Cash Management Policies to Yield More Than $500,000 Annually

BATON ROUGE, LA – State Treasurer John Kennedy announced today that the State Treasury and the Department of Public Safety (DPS) have implemented new financial deposit procedures that will earn the state an additional $500,000 each year.

During a cash management audit of DPS, the State Treasury learned that monies received by Public Safety’s Office of Motor Vehicles (OMV) from license and registration fees could be deposited in a more cost-effective manner. By reducing the time between the receipt of revenues and their deposit in interest earning accounts, Treasury and DPS officials have now ensured that the funds will earn additional income for the state.

Kennedy said DPS was averaging about 10 days between the time of collecting the fees and depositing them in the bank. That deposit time has now been reduced to 5 and one-half days.

The new cash management policy directs 50 Office of Motor Vehicle locations throughout the state to immediately deposit funds they collect to the state’s account at the Bank One branch where the OMV office is located. Bank One is the state’s central depository bank. The remaining 59 locations that are not near a Bank One branch will deposit their funds in another local bank, which using a special software program, will immediately transfer the money to the state’s account at Bank One. Before the new cash management policy, DPS was using professional couriers to gather checks from all local Office of Motor Vehicle offices and then transport them to Baton Rouge for deposit. This procedure was phased out by June 30.

We estimate that Louisiana can earn more than $50,000 for each day that monies collected by the Department of Public Safety are invested. So, gaining five extra days means nearly $250,000 of new earnings per year, said Kennedy. Eliminating Public Safety’s courier expenses, which are no longer needed, saves another $246,000 per year.

Kennedy said DPS has also discontinued microfilming checks to save another $25,000 annually.

And in addition to monetary savings, he said new procedures at Public Safety will no longer require employees to manually replicate reports that are being generated by computer programs, thereby freeing up more than 110,000 work hours that employees can spend on other projects, he said.

Change is never easy, but the Department of Public Safety was eager to improve its cash management policies. Working together, Treasury and Public Safety were able to make such significant improvements because of Public Safety’s own push for efficiency, said Kennedy.

We appreciate the opportunity to forge this partnership between two service-oriented agencies. The Treasurers staff has been great to work with in implementing effective business practices long used by private industry, said Nancy Van Nortwick, undersecretary for the Department of Public Safety.

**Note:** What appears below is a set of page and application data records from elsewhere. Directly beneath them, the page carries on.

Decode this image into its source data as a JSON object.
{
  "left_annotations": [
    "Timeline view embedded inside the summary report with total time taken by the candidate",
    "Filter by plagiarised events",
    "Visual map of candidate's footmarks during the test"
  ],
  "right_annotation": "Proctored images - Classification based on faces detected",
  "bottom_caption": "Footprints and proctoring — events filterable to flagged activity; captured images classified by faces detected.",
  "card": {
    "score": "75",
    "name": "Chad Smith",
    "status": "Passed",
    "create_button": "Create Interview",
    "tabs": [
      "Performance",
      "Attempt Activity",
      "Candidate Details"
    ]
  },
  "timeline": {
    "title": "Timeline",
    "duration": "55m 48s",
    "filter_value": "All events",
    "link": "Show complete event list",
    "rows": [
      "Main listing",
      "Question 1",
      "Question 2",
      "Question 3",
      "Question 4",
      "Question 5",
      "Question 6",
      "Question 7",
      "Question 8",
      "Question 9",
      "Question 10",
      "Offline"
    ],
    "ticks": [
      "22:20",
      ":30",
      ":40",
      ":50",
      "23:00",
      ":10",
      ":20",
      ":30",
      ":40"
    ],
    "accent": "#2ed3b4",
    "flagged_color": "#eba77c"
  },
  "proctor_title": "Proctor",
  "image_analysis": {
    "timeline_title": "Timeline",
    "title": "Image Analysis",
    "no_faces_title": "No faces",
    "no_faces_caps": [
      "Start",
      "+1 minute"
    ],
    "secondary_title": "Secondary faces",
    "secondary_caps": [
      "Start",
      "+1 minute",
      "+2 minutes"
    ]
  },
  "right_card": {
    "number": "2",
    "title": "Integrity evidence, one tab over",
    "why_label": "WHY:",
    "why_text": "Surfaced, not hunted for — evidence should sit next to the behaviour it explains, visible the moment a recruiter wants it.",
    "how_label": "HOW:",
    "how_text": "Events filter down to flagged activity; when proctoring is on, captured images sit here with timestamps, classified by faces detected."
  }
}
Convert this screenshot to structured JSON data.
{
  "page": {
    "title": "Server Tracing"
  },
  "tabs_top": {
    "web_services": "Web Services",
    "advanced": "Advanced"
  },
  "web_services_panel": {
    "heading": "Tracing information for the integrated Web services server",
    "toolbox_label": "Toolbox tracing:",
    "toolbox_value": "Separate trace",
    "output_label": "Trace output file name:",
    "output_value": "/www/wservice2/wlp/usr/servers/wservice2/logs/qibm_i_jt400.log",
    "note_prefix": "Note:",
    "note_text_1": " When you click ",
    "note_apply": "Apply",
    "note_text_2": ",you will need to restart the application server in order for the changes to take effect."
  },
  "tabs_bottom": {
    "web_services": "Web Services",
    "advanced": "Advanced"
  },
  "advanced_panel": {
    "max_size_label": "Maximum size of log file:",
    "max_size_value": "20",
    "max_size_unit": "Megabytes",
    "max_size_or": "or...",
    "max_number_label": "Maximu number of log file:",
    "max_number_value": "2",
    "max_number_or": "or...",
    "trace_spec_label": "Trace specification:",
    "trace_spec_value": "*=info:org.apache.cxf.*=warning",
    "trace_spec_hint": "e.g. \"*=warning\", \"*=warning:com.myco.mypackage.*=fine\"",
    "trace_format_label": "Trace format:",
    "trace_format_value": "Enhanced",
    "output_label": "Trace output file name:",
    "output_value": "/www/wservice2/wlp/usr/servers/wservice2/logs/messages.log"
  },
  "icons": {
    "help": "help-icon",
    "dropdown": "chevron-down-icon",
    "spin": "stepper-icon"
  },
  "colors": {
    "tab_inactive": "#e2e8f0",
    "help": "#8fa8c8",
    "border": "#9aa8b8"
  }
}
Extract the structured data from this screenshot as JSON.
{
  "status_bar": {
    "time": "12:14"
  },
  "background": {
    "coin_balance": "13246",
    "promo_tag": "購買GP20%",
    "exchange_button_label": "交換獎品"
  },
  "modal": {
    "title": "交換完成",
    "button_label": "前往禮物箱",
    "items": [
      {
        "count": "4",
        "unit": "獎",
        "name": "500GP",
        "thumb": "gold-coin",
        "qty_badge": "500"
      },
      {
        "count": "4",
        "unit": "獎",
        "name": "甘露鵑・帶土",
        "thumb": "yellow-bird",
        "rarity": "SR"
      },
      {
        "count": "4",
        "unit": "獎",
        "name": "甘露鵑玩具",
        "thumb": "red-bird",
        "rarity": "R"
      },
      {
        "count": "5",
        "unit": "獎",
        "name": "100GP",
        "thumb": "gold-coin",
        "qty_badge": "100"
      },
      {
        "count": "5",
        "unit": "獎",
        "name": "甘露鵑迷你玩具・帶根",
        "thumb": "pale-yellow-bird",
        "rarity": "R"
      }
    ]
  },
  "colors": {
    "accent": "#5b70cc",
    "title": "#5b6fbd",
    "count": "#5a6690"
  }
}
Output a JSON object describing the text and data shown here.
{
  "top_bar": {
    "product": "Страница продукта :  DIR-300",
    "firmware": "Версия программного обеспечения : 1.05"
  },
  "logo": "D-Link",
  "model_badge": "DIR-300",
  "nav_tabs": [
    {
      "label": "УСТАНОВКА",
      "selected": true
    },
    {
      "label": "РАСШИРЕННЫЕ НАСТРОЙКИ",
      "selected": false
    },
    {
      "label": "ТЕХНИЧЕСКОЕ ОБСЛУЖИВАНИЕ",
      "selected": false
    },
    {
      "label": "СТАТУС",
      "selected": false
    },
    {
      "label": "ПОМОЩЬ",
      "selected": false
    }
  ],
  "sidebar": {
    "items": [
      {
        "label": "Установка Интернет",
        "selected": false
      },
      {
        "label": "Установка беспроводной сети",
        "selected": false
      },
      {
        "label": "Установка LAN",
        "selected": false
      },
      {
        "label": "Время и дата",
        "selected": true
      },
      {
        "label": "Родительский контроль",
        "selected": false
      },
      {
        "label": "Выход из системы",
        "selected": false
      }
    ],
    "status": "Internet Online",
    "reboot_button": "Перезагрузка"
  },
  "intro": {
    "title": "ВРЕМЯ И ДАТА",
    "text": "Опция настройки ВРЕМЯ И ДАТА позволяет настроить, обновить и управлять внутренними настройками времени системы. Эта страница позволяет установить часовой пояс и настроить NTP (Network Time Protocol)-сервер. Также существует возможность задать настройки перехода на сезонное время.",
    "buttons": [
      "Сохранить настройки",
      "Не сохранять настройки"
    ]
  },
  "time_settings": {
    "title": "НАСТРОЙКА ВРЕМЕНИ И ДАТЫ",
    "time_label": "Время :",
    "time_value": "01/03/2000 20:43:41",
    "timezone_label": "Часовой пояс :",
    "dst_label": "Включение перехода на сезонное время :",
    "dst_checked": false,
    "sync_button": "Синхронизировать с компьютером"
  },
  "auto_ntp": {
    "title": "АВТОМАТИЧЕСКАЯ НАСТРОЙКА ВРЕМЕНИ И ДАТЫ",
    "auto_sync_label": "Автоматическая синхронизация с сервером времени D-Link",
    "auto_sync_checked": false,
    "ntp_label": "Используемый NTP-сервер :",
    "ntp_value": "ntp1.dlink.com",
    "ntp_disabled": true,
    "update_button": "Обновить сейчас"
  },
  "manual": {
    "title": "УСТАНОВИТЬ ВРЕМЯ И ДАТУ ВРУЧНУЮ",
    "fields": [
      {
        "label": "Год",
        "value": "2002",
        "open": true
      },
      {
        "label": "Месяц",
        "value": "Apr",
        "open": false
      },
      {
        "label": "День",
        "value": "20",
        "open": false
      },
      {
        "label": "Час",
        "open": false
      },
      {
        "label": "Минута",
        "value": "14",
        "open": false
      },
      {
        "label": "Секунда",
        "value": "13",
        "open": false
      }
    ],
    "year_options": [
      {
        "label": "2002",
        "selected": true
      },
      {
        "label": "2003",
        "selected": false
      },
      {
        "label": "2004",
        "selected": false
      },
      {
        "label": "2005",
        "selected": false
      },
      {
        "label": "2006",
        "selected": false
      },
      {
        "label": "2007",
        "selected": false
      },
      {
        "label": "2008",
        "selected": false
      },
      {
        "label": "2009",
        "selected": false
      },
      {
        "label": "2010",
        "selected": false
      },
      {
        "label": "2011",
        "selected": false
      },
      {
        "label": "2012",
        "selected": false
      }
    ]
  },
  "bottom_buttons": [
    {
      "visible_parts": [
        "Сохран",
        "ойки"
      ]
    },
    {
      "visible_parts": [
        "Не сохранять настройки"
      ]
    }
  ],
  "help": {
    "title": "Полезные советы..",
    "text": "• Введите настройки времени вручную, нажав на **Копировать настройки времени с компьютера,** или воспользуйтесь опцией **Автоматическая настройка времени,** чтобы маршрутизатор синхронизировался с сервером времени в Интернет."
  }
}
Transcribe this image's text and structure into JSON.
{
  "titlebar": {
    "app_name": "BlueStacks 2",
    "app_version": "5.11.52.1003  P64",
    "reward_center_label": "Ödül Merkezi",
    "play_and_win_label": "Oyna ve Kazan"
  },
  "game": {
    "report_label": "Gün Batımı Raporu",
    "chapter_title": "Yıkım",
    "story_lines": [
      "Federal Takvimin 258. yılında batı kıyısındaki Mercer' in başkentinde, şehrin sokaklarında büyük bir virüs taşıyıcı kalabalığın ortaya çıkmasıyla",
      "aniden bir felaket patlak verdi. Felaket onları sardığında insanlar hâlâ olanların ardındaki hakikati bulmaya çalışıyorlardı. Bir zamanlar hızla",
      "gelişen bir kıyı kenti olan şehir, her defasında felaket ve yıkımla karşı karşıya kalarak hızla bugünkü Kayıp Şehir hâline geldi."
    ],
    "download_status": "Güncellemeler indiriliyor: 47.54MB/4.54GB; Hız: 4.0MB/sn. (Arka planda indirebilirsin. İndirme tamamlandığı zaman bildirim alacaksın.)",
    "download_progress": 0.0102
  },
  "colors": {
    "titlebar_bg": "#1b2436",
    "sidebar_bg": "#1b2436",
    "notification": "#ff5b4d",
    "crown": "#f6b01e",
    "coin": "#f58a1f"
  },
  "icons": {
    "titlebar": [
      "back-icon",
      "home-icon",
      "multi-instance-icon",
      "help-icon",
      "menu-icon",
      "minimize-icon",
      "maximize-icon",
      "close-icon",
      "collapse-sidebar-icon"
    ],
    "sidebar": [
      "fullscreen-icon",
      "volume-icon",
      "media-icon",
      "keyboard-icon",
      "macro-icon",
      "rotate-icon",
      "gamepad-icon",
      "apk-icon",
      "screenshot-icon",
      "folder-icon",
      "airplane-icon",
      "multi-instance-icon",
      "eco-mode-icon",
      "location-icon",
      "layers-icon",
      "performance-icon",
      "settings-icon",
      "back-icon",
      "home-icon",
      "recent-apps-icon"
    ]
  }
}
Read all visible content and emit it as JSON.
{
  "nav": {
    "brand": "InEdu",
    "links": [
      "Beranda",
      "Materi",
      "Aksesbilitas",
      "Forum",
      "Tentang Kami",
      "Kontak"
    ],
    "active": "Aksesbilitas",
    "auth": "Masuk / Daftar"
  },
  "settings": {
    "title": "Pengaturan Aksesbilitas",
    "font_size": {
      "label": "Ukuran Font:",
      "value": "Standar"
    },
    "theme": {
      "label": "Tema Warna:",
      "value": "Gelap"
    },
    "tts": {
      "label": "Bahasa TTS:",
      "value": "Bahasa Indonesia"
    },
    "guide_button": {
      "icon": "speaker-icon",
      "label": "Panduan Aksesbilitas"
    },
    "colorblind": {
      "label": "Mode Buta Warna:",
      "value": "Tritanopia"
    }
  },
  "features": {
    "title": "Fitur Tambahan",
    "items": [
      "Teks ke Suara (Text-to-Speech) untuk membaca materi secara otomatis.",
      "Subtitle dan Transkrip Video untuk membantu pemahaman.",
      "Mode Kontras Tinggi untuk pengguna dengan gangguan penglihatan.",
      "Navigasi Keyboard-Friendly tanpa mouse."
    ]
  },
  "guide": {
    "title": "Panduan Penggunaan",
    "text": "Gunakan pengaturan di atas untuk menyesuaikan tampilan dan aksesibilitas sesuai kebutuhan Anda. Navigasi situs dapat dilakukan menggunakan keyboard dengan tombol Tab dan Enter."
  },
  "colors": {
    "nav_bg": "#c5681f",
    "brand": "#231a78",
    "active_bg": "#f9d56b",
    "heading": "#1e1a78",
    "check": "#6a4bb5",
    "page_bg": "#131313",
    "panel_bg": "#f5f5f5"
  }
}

Kennedy said he anticipates greater savings to be realized at DPS as officials work to further reduce the deposit time for funds and improve Internet and phone procedures for registration and license renewals.

Delia Taylor, Communications Director
(225) 342-0010